> **What the task asks**
Copy each line below as written, but skip the pictures.

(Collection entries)
+---+

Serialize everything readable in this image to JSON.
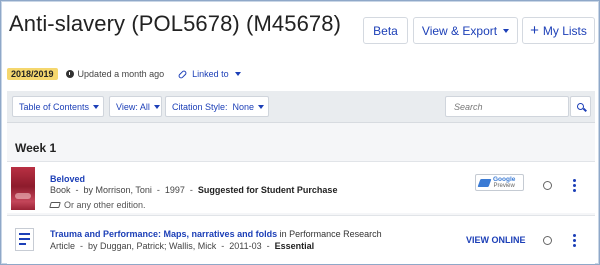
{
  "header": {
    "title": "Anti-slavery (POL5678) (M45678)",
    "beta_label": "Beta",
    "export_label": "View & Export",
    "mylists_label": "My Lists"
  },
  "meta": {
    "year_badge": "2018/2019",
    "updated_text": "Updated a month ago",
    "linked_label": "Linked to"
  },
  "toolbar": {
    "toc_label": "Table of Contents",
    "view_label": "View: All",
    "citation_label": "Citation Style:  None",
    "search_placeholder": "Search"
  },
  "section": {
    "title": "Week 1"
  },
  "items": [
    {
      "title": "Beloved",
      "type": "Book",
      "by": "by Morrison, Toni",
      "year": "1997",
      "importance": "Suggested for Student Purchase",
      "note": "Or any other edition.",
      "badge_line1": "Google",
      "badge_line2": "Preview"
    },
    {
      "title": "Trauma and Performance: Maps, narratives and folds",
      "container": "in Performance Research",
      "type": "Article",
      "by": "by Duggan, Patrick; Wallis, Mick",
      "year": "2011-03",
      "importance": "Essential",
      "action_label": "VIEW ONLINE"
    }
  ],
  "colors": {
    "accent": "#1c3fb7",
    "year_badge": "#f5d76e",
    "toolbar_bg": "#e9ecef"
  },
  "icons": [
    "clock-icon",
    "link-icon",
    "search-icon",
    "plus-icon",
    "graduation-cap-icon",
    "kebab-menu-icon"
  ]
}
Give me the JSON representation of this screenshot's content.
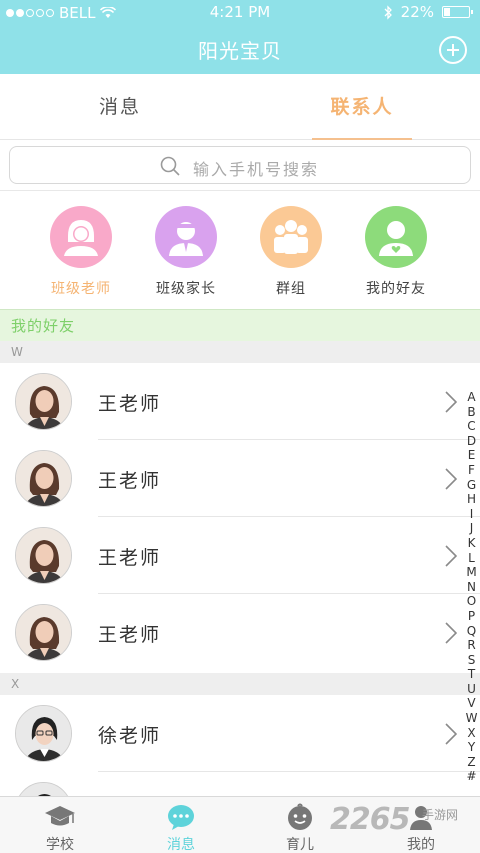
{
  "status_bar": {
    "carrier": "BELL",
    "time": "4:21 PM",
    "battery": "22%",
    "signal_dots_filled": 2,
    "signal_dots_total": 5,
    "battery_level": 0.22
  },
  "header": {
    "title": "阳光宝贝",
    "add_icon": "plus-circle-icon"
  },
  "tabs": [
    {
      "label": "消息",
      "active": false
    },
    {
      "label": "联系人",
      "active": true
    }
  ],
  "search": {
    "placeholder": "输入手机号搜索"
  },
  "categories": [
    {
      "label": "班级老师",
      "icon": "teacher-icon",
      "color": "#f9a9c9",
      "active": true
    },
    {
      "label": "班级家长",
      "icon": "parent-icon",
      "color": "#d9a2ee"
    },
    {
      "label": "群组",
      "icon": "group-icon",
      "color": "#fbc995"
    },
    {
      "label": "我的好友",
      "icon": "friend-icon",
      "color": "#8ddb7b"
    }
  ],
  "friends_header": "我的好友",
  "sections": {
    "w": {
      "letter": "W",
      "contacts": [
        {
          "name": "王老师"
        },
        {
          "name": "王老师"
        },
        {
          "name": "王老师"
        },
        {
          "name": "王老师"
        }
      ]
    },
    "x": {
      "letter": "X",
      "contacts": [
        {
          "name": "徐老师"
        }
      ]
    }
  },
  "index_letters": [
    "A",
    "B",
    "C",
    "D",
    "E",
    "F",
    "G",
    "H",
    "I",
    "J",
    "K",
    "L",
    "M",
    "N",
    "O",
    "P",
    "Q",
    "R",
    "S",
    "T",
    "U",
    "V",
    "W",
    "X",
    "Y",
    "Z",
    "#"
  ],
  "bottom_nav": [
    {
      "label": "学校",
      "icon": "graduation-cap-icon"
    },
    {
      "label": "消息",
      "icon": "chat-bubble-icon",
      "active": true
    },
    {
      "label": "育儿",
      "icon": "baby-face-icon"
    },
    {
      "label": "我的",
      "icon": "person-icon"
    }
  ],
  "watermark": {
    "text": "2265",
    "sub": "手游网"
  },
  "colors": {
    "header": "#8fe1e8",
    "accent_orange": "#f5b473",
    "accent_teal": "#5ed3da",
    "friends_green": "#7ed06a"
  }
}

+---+

> **Result of the task**
Serialize everything readable in this image to JSON.
{
  "header": {
    "title": "Anti-slavery (POL5678) (M45678)",
    "beta_label": "Beta",
    "export_label": "View & Export",
    "mylists_label": "My Lists"
  },
  "meta": {
    "year_badge": "2018/2019",
    "updated_text": "Updated a month ago",
    "linked_label": "Linked to"
  },
  "toolbar": {
    "toc_label": "Table of Contents",
    "view_label": "View: All",
    "citation_label": "Citation Style:  None",
    "search_placeholder": "Search"
  },
  "section": {
    "title": "Week 1"
  },
  "items": [
    {
      "title": "Beloved",
      "type": "Book",
      "by": "by Morrison, Toni",
      "year": "1997",
      "importance": "Suggested for Student Purchase",
      "note": "Or any other edition.",
      "badge_line1": "Google",
      "badge_line2": "Preview"
    },
    {
      "title": "Trauma and Performance: Maps, narratives and folds",
      "container": "in Performance Research",
      "type": "Article",
      "by": "by Duggan, Patrick; Wallis, Mick",
      "year": "2011-03",
      "importance": "Essential",
      "action_label": "VIEW ONLINE"
    }
  ],
  "colors": {
    "accent": "#1c3fb7",
    "year_badge": "#f5d76e",
    "toolbar_bg": "#e9ecef"
  },
  "icons": [
    "clock-icon",
    "link-icon",
    "search-icon",
    "plus-icon",
    "graduation-cap-icon",
    "kebab-menu-icon"
  ]
}
Give me the JSON representation of this screenshot's content.
{
  "status_bar": {
    "carrier": "BELL",
    "time": "4:21 PM",
    "battery": "22%",
    "signal_dots_filled": 2,
    "signal_dots_total": 5,
    "battery_level": 0.22
  },
  "header": {
    "title": "阳光宝贝",
    "add_icon": "plus-circle-icon"
  },
  "tabs": [
    {
      "label": "消息",
      "active": false
    },
    {
      "label": "联系人",
      "active": true
    }
  ],
  "search": {
    "placeholder": "输入手机号搜索"
  },
  "categories": [
    {
      "label": "班级老师",
      "icon": "teacher-icon",
      "color": "#f9a9c9",
      "active": true
    },
    {
      "label": "班级家长",
      "icon": "parent-icon",
      "color": "#d9a2ee"
    },
    {
      "label": "群组",
      "icon": "group-icon",
      "color": "#fbc995"
    },
    {
      "label": "我的好友",
      "icon": "friend-icon",
      "color": "#8ddb7b"
    }
  ],
  "friends_header": "我的好友",
  "sections": {
    "w": {
      "letter": "W",
      "contacts": [
        {
          "name": "王老师"
        },
        {
          "name": "王老师"
        },
        {
          "name": "王老师"
        },
        {
          "name": "王老师"
        }
      ]
    },
    "x": {
      "letter": "X",
      "contacts": [
        {
          "name": "徐老师"
        }
      ]
    }
  },
  "index_letters": [
    "A",
    "B",
    "C",
    "D",
    "E",
    "F",
    "G",
    "H",
    "I",
    "J",
    "K",
    "L",
    "M",
    "N",
    "O",
    "P",
    "Q",
    "R",
    "S",
    "T",
    "U",
    "V",
    "W",
    "X",
    "Y",
    "Z",
    "#"
  ],
  "bottom_nav": [
    {
      "label": "学校",
      "icon": "graduation-cap-icon"
    },
    {
      "label": "消息",
      "icon": "chat-bubble-icon",
      "active": true
    },
    {
      "label": "育儿",
      "icon": "baby-face-icon"
    },
    {
      "label": "我的",
      "icon": "person-icon"
    }
  ],
  "watermark": {
    "text": "2265",
    "sub": "手游网"
  },
  "colors": {
    "header": "#8fe1e8",
    "accent_orange": "#f5b473",
    "accent_teal": "#5ed3da",
    "friends_green": "#7ed06a"
  }
}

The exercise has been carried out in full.